Tuesday, December 18, 2012

Florence mayor Matteo Renzi takes stand against Oltrarno residents

Matteo Renzi, the mayor of Florence, dropped out of local politics for several months to run in the center-left primary elections, where he came second.

Soon after coming back to Florence, he gave an interview to the local edition of Corriere della Sera (Corriere fiorentino). The interviewer asked him his opinion about the revolt of the Oltrarno district against a proposed underground parking lot in the historic Piazza del Carmine.

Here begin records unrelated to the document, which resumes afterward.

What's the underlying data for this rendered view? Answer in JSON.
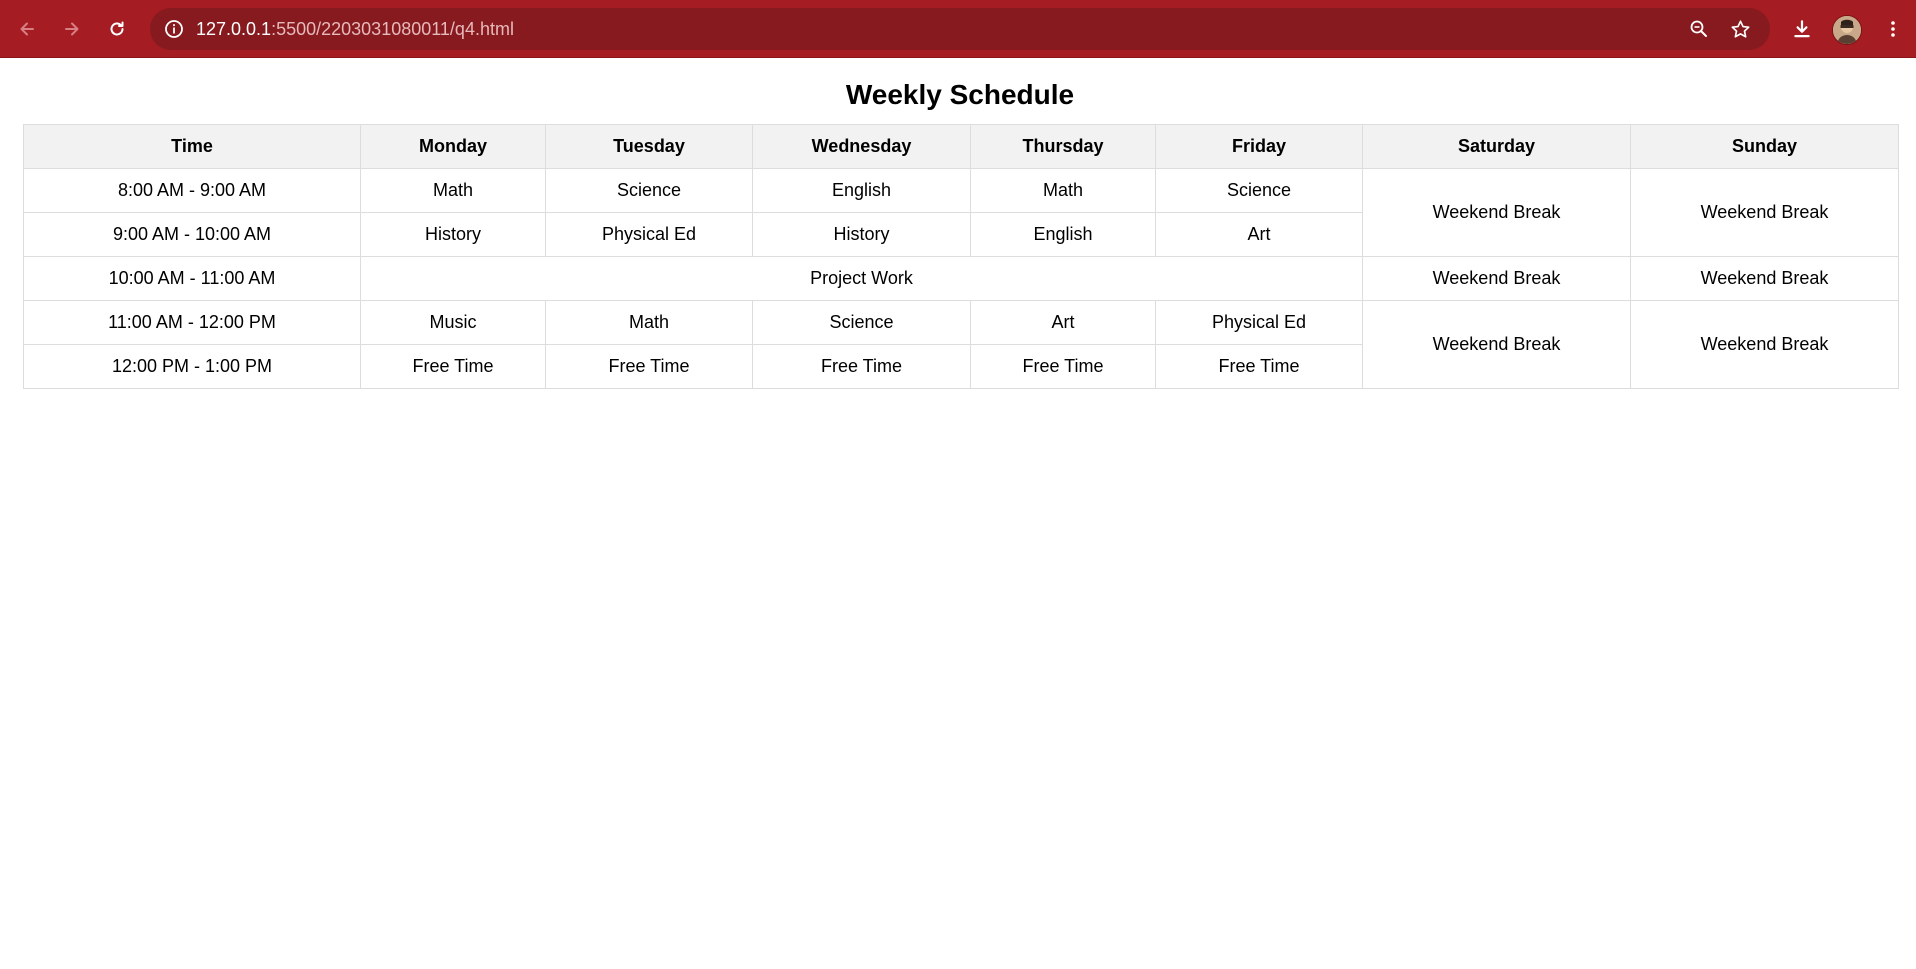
{
  "browser": {
    "url_host": "127.0.0.1",
    "url_rest": ":5500/2203031080011/q4.html",
    "icons": {
      "back": "arrow-left-icon",
      "forward": "arrow-right-icon",
      "reload": "reload-icon",
      "site_info": "info-icon",
      "zoom": "zoom-icon",
      "bookmark": "star-icon",
      "download": "download-icon",
      "profile": "avatar",
      "menu": "kebab-menu-icon"
    },
    "toolbar_color": "#a51c22",
    "omnibox_color": "#861a1e"
  },
  "page": {
    "title": "Weekly Schedule",
    "headers": [
      "Time",
      "Monday",
      "Tuesday",
      "Wednesday",
      "Thursday",
      "Friday",
      "Saturday",
      "Sunday"
    ],
    "rows": [
      {
        "time": "8:00 AM - 9:00 AM",
        "cells": [
          "Math",
          "Science",
          "English",
          "Math",
          "Science"
        ],
        "weekend": [
          "Weekend Break",
          "Weekend Break"
        ]
      },
      {
        "time": "9:00 AM - 10:00 AM",
        "cells": [
          "History",
          "Physical Ed",
          "History",
          "English",
          "Art"
        ]
      },
      {
        "time": "10:00 AM - 11:00 AM",
        "merged": "Project Work",
        "weekend": [
          "Weekend Break",
          "Weekend Break"
        ]
      },
      {
        "time": "11:00 AM - 12:00 PM",
        "cells": [
          "Music",
          "Math",
          "Science",
          "Art",
          "Physical Ed"
        ],
        "weekend": [
          "Weekend Break",
          "Weekend Break"
        ]
      },
      {
        "time": "12:00 PM - 1:00 PM",
        "cells": [
          "Free Time",
          "Free Time",
          "Free Time",
          "Free Time",
          "Free Time"
        ]
      }
    ]
  }
}
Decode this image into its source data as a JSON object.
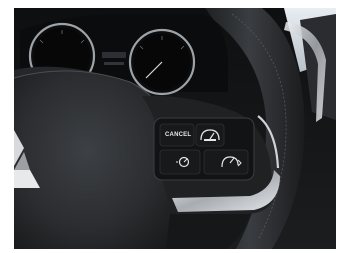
{
  "steering_controls": {
    "cancel_label": "CANCEL",
    "icons": [
      "cruise-speed-icon",
      "cruise-set-icon",
      "cruise-resume-icon"
    ]
  },
  "colors": {
    "background": "#ffffff",
    "dashboard": "#141516",
    "wheel_leather": "#2c2e30",
    "chrome": "#c9ccd0",
    "button_face": "#18191b"
  }
}
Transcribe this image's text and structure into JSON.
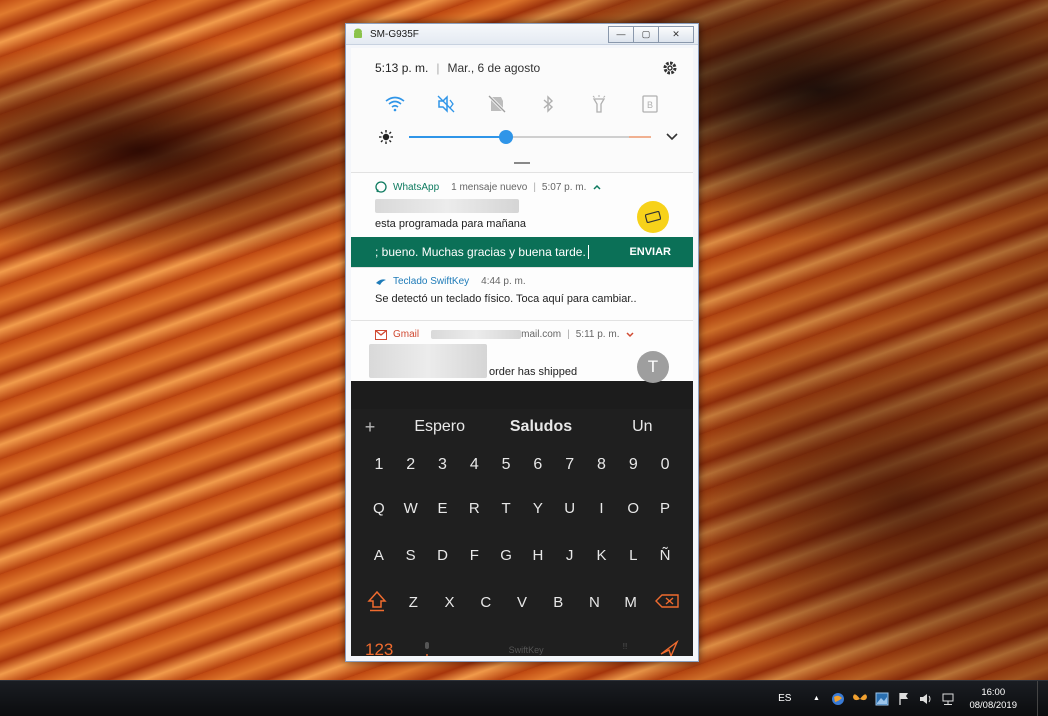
{
  "window": {
    "title": "SM-G935F",
    "minimize": "—",
    "maximize": "▢",
    "close": "✕"
  },
  "quick_panel": {
    "time": "5:13 p. m.",
    "date": "Mar., 6 de agosto",
    "toggles": [
      "wifi-icon",
      "mute-vibrate-icon",
      "location-off-icon",
      "bluetooth-icon",
      "flashlight-icon",
      "b-icon"
    ],
    "brightness_level": 0.4
  },
  "notifications": {
    "whatsapp": {
      "app": "WhatsApp",
      "summary": "1 mensaje nuevo",
      "time": "5:07 p. m.",
      "message": "esta programada para mañana",
      "reply_text": "; bueno. Muchas gracias y buena tarde.",
      "send_label": "ENVIAR"
    },
    "swiftkey": {
      "app": "Teclado SwiftKey",
      "time": "4:44 p. m.",
      "message": "Se detectó un teclado físico. Toca aquí para cambiar.."
    },
    "gmail": {
      "app": "Gmail",
      "account_suffix": "mail.com",
      "time": "5:11 p. m.",
      "message": "order has shipped",
      "avatar_letter": "T"
    }
  },
  "keyboard": {
    "plus": "+",
    "suggestions": [
      "Espero",
      "Saludos",
      "Un"
    ],
    "number_row": [
      "1",
      "2",
      "3",
      "4",
      "5",
      "6",
      "7",
      "8",
      "9",
      "0"
    ],
    "row1": [
      "Q",
      "W",
      "E",
      "R",
      "T",
      "Y",
      "U",
      "I",
      "O",
      "P"
    ],
    "row2": [
      "A",
      "S",
      "D",
      "F",
      "G",
      "H",
      "J",
      "K",
      "L",
      "Ñ"
    ],
    "row3": [
      "Z",
      "X",
      "C",
      "V",
      "B",
      "N",
      "M"
    ],
    "mode_key": "123",
    "brand": "SwiftKey"
  },
  "taskbar": {
    "language": "ES",
    "time": "16:00",
    "date": "08/08/2019",
    "tray_up_arrow": "▲"
  }
}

The Town Council had unanimously voted to put the project on a back burner while awaiting the outcome of consultations with the citizens. Apparently uninterested in this decision, Renzi comes out clearly on the side of building the parking lot:
"As soon as possible, I want to organize a public meeting to see those who say no in the face, and hear why. This scanty group [sparuto gruppo] of residents evidently does not know that, with 250 places for parking cars on its surface, one of Florence's most beautiful piazze will continue to be spoiled by a carpet of cars. This way, parking time for cars is definitely longer than it would be in an underground parking lot, where residents could enjoy reduced fees. My tongue is itching: the Town does something after forty years of talking, and all I hear are protests".

In other words, the mayor of Florence believes that opposition is limited to a "scanty group" of residents, apparently so ignorant as to be unaware that there are currently cars parked in Piazza del Carmine; and the fact that there are too many cars parked there leads the mayor to say that it is necessary to tear up the whole square and dig an underground parking lot into it, so as to attract more cars.

The "scanty group" are 1.400 residents who put their handwritten names and addresses (no dubious clicks on a website) on a petition against building the underground parking lot.

How scanty a group is that actually? The district directly involved in the parking lot project (between Via del Campuccio, Via de' Serragli and Porta San Frediano), in 2007 had 3.167 inhabitants altogether. Though not all petitioners come from this district, the vast majority certainly do.

In ecologically sensitive times, the mayor tries to make the residents look as if they were selfish people who prefer cars to monuments. 

Actually, on December 12 - the same day Renzi gave his interview - residents submitted no less than three different projects aimed at freeing the piazza from the cars currently occupying it, without however having to dig an enormous pit in the middle of it, which could damage the artistic heritage of the square, unsettle the weak soil below the unsteady foundations of the ancient buildings around, and would certainly block life in the whole district for years.

The issue is not therefore the "carpet of cars".

The issue is a proposal, submitted in May 2012 by Firenze Parcheggi - a company whose chairman just happens to be Matteo Renzi's main sponsor during the recent primary elections - which calls for replacing today's 247 surface parking places, currently reserved to residents, with 209 quickly revolving places designed to attract more traffic into the area and to take a large part of the district out of the restricted traffic zone.

The real issue is the one we have already explained in detail in this blog: the attempt to transform the last popular (and happily multi-ethnic) quarter of old Florence into a show window of banks and luxury boutiques during the day, and noisy pubs and discos during the night.

Oltrarno's residents will be happy to make sacrifices to have less traffic in the area, not more. Which is why they area asking for restricted traffic in the district 24 hours a day, no more large tourist buses roaring up and down the narrow Via de' Serragli and Via Romana, and the installation of pollution monitoring devices.


  1. I couldn't agree more. I am one of the 3,167 residents in S. Frediano whose lives will be hugely and negatively affected by the proposed underground parking lot and, judging by the vast numbers of residents who come to our frequent meetings to express their opposition and discuss the repercussions of this projected "attrattore di traffico", we are not at all a "sparuto gruppo" as Renzi claims. Life in the neighborhood will be unlivable - both during the excavations and the construction of this monstrosity, and in the following years with a constant flow of cars bringing pollution and traffic into this last remaining residential haven of the centro storico.

    Renzi clearly has his own personal agenda which is dictated by interests that are not in harmony with those of the local residents, who want less, not more, traffic. It is evident that the residents who currently have preferential parking in P.za del Carmine, would be unable to pay €3 an hour to leave their cars in the underground parking area. And Renzi offers no solution for the cars of those who live in S. Frediano and who have the necessity of keeping a vehicle for a variety of needs.

    The reasons for our opposition to this parking lot are many and have been widely publicized in our repeated encounters with the city administrators. Evidently Renzi is too occupied elsewhere to stop and listen - or else he has a vested interest in building this parking lot AT ALL AND ANY COST.

    1. Actually Renzi does offer a solution, unspecified "special rates" for residents.

      There is one example of this currently in Florence.

      At the Sant'Ambrogio parking area, residents pay a "special rate" of 160 euros a month, which comes to nearly 2.000 euros a year - a financial punishment for those who live in the area, and an incentive to move elsewhere.